-- SUPPLIED RECORDS follows --

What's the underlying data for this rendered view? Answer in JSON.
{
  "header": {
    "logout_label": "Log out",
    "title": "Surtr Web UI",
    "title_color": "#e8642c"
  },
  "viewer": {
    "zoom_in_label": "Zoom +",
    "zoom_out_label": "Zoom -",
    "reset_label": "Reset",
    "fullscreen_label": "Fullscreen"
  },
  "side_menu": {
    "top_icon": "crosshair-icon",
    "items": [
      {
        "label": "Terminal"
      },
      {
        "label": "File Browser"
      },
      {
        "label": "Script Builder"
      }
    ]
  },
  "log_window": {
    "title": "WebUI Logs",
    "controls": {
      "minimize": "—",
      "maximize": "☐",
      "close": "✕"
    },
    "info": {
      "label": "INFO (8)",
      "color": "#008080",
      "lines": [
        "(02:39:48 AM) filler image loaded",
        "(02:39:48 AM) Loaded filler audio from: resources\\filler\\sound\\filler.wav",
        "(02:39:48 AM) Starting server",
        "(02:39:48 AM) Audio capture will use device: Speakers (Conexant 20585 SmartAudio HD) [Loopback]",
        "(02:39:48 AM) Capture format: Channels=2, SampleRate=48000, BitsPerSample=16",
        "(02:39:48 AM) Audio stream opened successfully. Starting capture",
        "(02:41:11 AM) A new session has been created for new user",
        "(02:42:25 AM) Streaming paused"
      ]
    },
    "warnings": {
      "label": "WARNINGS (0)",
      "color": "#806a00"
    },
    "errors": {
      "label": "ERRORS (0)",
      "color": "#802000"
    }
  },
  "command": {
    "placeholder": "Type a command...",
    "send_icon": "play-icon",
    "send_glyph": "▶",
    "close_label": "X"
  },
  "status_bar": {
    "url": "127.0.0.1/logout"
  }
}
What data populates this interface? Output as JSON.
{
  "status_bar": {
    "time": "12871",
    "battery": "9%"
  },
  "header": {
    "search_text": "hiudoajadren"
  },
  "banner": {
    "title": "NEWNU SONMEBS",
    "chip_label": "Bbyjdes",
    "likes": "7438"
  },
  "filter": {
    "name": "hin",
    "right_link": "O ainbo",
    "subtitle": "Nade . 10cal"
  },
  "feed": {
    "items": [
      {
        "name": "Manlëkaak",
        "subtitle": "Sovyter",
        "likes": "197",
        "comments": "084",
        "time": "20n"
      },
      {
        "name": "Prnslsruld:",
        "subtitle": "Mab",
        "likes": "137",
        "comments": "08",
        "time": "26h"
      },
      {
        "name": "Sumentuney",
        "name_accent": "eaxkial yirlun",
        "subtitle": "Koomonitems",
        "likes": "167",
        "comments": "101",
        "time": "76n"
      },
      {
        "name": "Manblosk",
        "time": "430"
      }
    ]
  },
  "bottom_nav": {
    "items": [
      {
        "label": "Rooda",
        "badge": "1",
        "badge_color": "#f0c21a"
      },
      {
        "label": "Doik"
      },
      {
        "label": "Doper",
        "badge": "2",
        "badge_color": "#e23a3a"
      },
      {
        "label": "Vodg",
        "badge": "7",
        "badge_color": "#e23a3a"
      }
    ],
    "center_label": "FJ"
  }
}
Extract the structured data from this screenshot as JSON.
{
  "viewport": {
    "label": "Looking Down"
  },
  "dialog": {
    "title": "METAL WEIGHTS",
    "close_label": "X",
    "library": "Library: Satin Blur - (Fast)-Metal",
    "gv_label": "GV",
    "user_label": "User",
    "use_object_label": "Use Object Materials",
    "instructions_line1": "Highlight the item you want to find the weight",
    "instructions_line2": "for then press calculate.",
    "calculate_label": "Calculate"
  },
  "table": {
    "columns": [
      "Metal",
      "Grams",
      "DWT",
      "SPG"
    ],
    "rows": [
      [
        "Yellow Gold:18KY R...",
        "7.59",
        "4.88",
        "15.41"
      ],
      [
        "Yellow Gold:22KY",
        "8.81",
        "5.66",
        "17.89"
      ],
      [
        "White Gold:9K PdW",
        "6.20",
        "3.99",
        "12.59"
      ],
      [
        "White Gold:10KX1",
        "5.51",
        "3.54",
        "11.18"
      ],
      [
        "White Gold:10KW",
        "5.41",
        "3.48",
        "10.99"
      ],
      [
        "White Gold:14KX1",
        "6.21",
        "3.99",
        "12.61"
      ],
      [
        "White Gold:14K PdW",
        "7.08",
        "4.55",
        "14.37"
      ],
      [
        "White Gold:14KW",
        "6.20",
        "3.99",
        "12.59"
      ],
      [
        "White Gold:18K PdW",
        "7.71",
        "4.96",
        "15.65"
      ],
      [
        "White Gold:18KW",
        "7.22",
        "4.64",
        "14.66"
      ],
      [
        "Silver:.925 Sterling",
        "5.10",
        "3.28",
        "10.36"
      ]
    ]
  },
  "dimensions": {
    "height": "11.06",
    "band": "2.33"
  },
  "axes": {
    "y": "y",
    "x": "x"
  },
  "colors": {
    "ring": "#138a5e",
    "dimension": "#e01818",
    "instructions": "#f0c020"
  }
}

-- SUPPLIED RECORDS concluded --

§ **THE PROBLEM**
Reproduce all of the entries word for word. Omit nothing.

§ **SOLUTION TO THE EXERCISE**
What's the underlying data for this rendered view? Answer in JSON.
{
  "header": {
    "logout_label": "Log out",
    "title": "Surtr Web UI",
    "title_color": "#e8642c"
  },
  "viewer": {
    "zoom_in_label": "Zoom +",
    "zoom_out_label": "Zoom -",
    "reset_label": "Reset",
    "fullscreen_label": "Fullscreen"
  },
  "side_menu": {
    "top_icon": "crosshair-icon",
    "items": [
      {
        "label": "Terminal"
      },
      {
        "label": "File Browser"
      },
      {
        "label": "Script Builder"
      }
    ]
  },
  "log_window": {
    "title": "WebUI Logs",
    "controls": {
      "minimize": "—",
      "maximize": "☐",
      "close": "✕"
    },
    "info": {
      "label": "INFO (8)",
      "color": "#008080",
      "lines": [
        "(02:39:48 AM) filler image loaded",
        "(02:39:48 AM) Loaded filler audio from: resources\\filler\\sound\\filler.wav",
        "(02:39:48 AM) Starting server",
        "(02:39:48 AM) Audio capture will use device: Speakers (Conexant 20585 SmartAudio HD) [Loopback]",
        "(02:39:48 AM) Capture format: Channels=2, SampleRate=48000, BitsPerSample=16",
        "(02:39:48 AM) Audio stream opened successfully. Starting capture",
        "(02:41:11 AM) A new session has been created for new user",
        "(02:42:25 AM) Streaming paused"
      ]
    },
    "warnings": {
      "label": "WARNINGS (0)",
      "color": "#806a00"
    },
    "errors": {
      "label": "ERRORS (0)",
      "color": "#802000"
    }
  },
  "command": {
    "placeholder": "Type a command...",
    "send_icon": "play-icon",
    "send_glyph": "▶",
    "close_label": "X"
  },
  "status_bar": {
    "url": "127.0.0.1/logout"
  }
}
What data populates this interface? Output as JSON.
{
  "status_bar": {
    "time": "12871",
    "battery": "9%"
  },
  "header": {
    "search_text": "hiudoajadren"
  },
  "banner": {
    "title": "NEWNU SONMEBS",
    "chip_label": "Bbyjdes",
    "likes": "7438"
  },
  "filter": {
    "name": "hin",
    "right_link": "O ainbo",
    "subtitle": "Nade . 10cal"
  },
  "feed": {
    "items": [
      {
        "name": "Manlëkaak",
        "subtitle": "Sovyter",
        "likes": "197",
        "comments": "084",
        "time": "20n"
      },
      {
        "name": "Prnslsruld:",
        "subtitle": "Mab",
        "likes": "137",
        "comments": "08",
        "time": "26h"
      },
      {
        "name": "Sumentuney",
        "name_accent": "eaxkial yirlun",
        "subtitle": "Koomonitems",
        "likes": "167",
        "comments": "101",
        "time": "76n"
      },
      {
        "name": "Manblosk",
        "time": "430"
      }
    ]
  },
  "bottom_nav": {
    "items": [
      {
        "label": "Rooda",
        "badge": "1",
        "badge_color": "#f0c21a"
      },
      {
        "label": "Doik"
      },
      {
        "label": "Doper",
        "badge": "2",
        "badge_color": "#e23a3a"
      },
      {
        "label": "Vodg",
        "badge": "7",
        "badge_color": "#e23a3a"
      }
    ],
    "center_label": "FJ"
  }
}
Extract the structured data from this screenshot as JSON.
{
  "viewport": {
    "label": "Looking Down"
  },
  "dialog": {
    "title": "METAL WEIGHTS",
    "close_label": "X",
    "library": "Library: Satin Blur - (Fast)-Metal",
    "gv_label": "GV",
    "user_label": "User",
    "use_object_label": "Use Object Materials",
    "instructions_line1": "Highlight the item you want to find the weight",
    "instructions_line2": "for then press calculate.",
    "calculate_label": "Calculate"
  },
  "table": {
    "columns": [
      "Metal",
      "Grams",
      "DWT",
      "SPG"
    ],
    "rows": [
      [
        "Yellow Gold:18KY R...",
        "7.59",
        "4.88",
        "15.41"
      ],
      [
        "Yellow Gold:22KY",
        "8.81",
        "5.66",
        "17.89"
      ],
      [
        "White Gold:9K PdW",
        "6.20",
        "3.99",
        "12.59"
      ],
      [
        "White Gold:10KX1",
        "5.51",
        "3.54",
        "11.18"
      ],
      [
        "White Gold:10KW",
        "5.41",
        "3.48",
        "10.99"
      ],
      [
        "White Gold:14KX1",
        "6.21",
        "3.99",
        "12.61"
      ],
      [
        "White Gold:14K PdW",
        "7.08",
        "4.55",
        "14.37"
      ],
      [
        "White Gold:14KW",
        "6.20",
        "3.99",
        "12.59"
      ],
      [
        "White Gold:18K PdW",
        "7.71",
        "4.96",
        "15.65"
      ],
      [
        "White Gold:18KW",
        "7.22",
        "4.64",
        "14.66"
      ],
      [
        "Silver:.925 Sterling",
        "5.10",
        "3.28",
        "10.36"
      ]
    ]
  },
  "dimensions": {
    "height": "11.06",
    "band": "2.33"
  },
  "axes": {
    "y": "y",
    "x": "x"
  },
  "colors": {
    "ring": "#138a5e",
    "dimension": "#e01818",
    "instructions": "#f0c020"
  }
}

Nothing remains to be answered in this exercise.